The compost used in the tea mixture, vermicompost, is a rich stew of bacterial and microbial life passed through the gullets of red wiggler worms. Ten pounds of compost is steeped in a giant “tea bag” as 250 gallons of aerated ditch water jostles it in the brewer to aid absorption of the microbes, and microbial food is added to fuel the reproduction of microbial and bacterial life. The mixture is left to ferment for 27 hours before application.

Usually compost tea is administered via boom or backpack sprayers, but Heiland foresaw problems with these methods. For one, it would be difficult to spray campus evenly given trees, hand rails, benches, pedestrians and other obstacles. Second, he worried about public perception.

“We felt no matter how much signage or PR work we did, there would still be constant complaints and concerns that we were applying something toxic to the campus,” he says. “We just did not believe it was a viable option, especially at the scale I was trying to do it.”

Then he thought of the campus irrigation system, which is composed of miles of underground pipes.

He injected the tea directly into the pipes, which fed a vast system of surface sprinklers. After experimenting with various tea doses — some of which clogged hundreds of sprinkler heads — he found a mixture that flowed smoothly. The campus grew lush. The worm population rebounded.

Now Heiland applies compost tea monthly from May through October, and believes CU is the first institution in the country to use an injection technique for spreading compost tea on a large scale.

He’s savoring the success, but he’s not quite satisfied

Digging Deeper

Curious to know more about the underlying science, Heiland published his observations and other data on a CU blog about outdoor services. He posted photos of bright green lawns and flourishing trees in once sparse, dandelion-ridden areas and described the new irrigation process. Questions about his techniques flooded in. So he did what seemed only natural for a university employee: “I went after a research project to try and prove scientifically what I believe I’m seeing, so then we could make better decisions about the direct impacts and changes that tea may be having on our landscape.”

He didn’t have to go far to find partners: He connected with Noah Fierer, a microbial ecologist at CU who teaches a soil ecology class, and research assistant Xavier Rojas (EBio’14) of CU’s ecology and evolutionary biology department.

“It became clear from what Ryan was saying and from the [scientific] literature that a lot of people are using compost tea but are unclear about how it works,” says Fierer, an associate professor. “There are surprisingly few studies that have looked into it. I’d like to see if the compost tea really works as advertised and why.”

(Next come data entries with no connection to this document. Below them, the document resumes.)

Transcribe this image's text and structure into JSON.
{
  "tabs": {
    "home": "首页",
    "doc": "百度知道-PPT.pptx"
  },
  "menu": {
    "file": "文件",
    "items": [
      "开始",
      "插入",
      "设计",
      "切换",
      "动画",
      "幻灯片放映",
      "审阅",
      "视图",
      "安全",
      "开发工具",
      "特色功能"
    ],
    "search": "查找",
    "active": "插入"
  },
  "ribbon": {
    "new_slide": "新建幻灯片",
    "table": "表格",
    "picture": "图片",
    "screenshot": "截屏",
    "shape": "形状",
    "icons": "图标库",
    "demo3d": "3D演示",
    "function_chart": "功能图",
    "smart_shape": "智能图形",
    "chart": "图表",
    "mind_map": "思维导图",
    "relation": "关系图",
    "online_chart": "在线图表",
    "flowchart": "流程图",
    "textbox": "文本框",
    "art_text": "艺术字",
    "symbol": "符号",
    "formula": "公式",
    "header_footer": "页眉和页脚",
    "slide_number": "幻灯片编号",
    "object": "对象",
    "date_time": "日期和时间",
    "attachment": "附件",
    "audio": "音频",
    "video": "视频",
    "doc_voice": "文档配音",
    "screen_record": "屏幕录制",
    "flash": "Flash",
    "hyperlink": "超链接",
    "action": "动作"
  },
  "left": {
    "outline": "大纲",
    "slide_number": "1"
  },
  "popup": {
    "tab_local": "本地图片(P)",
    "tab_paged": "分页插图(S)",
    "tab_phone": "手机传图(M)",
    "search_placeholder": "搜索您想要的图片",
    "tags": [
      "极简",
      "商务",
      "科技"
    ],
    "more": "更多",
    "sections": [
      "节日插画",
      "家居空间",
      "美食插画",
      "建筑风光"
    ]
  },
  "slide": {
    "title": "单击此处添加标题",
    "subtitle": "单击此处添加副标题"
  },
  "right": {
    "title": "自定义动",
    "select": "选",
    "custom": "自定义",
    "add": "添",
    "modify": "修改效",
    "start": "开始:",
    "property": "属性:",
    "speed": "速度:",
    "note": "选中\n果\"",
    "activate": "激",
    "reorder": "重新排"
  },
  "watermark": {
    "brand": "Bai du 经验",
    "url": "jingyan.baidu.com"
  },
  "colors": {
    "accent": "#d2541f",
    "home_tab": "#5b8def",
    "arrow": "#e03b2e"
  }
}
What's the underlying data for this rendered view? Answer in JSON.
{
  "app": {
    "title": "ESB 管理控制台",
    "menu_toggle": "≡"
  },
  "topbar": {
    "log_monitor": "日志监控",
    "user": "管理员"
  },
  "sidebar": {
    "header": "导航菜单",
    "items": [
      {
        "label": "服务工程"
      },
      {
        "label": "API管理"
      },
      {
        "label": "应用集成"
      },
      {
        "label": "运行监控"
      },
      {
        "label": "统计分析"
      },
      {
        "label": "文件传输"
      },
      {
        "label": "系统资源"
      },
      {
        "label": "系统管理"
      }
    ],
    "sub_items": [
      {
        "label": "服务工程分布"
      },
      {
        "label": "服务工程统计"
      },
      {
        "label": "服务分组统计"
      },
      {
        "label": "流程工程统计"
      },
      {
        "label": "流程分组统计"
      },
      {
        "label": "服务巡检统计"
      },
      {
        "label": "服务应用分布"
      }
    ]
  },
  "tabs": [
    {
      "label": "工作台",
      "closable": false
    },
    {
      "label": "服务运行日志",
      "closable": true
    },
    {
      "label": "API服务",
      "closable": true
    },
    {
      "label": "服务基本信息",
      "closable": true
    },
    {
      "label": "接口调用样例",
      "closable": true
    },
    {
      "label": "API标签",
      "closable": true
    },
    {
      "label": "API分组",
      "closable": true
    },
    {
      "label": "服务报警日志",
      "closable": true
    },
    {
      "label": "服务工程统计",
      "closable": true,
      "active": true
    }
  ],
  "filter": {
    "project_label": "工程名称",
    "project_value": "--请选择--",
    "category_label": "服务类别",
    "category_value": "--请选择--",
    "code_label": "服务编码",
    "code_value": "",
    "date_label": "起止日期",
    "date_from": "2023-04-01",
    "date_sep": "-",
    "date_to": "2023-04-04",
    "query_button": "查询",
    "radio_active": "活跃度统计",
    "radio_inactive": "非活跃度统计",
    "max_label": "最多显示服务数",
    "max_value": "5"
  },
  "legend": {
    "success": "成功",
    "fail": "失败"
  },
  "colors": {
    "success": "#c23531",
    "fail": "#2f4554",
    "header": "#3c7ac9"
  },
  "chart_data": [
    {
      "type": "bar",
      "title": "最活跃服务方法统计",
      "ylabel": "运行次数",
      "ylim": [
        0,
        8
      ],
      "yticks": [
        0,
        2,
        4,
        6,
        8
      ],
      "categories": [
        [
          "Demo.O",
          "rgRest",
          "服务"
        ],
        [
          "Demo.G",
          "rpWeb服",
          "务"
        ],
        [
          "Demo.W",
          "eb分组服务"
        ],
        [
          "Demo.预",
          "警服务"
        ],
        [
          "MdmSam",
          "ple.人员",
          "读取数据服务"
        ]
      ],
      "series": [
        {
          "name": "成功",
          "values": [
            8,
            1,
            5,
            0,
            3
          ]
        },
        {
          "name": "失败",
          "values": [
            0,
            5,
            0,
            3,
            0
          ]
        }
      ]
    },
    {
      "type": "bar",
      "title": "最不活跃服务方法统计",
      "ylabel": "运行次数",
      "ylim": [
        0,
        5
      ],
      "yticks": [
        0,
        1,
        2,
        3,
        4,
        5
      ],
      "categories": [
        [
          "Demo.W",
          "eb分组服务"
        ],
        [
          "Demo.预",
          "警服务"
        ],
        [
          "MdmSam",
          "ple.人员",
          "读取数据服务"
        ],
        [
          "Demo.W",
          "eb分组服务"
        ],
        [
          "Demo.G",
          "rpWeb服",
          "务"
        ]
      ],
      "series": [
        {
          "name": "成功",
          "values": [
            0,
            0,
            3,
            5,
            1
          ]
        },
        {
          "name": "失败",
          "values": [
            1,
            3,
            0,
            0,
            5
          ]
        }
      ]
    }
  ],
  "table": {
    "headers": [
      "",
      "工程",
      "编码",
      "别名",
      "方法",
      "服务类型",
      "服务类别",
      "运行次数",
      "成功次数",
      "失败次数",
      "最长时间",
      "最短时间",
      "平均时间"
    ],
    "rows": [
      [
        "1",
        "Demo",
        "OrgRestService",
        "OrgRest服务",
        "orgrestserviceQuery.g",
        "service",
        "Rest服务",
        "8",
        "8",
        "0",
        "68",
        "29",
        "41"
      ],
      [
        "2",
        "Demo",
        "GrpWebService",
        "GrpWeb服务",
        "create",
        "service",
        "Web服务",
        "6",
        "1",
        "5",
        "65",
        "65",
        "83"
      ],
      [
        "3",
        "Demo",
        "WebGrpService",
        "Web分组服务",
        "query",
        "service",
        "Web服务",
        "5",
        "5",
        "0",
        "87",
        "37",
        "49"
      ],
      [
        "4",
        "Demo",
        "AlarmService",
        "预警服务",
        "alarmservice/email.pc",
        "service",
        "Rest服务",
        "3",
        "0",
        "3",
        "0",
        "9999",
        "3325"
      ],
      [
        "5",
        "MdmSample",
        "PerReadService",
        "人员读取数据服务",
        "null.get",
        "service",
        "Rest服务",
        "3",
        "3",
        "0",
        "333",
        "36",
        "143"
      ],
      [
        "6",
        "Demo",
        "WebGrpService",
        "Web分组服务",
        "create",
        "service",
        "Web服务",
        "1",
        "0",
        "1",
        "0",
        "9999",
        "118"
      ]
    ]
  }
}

Skeptical of industry claims that compost tea is a “magic fertilizer,” Fierer says he and Rojas want to find out whether the microbes in the tea are the ones benefiting the landscape or if there are other contributing factors.

“There are a lot of really cool directions this can move in for the turf grass world and for agriculture in general,” says Rojas, who hopes their work will steer more people away from using chemical-based pest repellants or fertilizers. “A lot of our soils have been almost rendered useless because of the chemicals used on them.”

Last summer Rojas manned 30 test plots of campus grass to measure the effects of the tea on blade thickness, soil density and other characteristics. The team is preparing submissions to peer-reviewed academic journals and also will evaluate the potential for a new commercial compost tea product.

As Chancellor Philip P. DiStefano said in his most recent State of the Campus address at CU, “inventions can come from anyone.”

Photography by Glenn Asakawa (portrait); Ryan Heiland (campus)